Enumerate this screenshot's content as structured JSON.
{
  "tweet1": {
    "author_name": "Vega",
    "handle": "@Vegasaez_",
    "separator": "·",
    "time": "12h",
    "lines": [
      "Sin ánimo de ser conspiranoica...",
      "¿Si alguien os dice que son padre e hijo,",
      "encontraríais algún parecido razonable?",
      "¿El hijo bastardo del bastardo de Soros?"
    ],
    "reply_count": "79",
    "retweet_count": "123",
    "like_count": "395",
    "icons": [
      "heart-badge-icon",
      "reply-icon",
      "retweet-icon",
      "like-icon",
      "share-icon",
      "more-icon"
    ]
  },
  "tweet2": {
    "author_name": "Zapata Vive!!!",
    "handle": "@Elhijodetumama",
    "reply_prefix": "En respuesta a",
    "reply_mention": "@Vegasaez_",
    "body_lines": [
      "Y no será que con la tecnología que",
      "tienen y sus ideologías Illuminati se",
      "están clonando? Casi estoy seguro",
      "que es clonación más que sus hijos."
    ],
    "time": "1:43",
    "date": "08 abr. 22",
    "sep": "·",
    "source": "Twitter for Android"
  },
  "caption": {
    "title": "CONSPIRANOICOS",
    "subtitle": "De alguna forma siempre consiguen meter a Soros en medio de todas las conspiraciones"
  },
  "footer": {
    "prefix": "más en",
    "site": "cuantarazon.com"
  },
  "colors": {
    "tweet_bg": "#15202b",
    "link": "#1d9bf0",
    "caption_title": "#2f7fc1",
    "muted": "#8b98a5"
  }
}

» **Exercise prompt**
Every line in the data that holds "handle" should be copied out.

» **Written reply**
    "handle": "@Vegasaez_",
    "handle": "@Elhijodetumama",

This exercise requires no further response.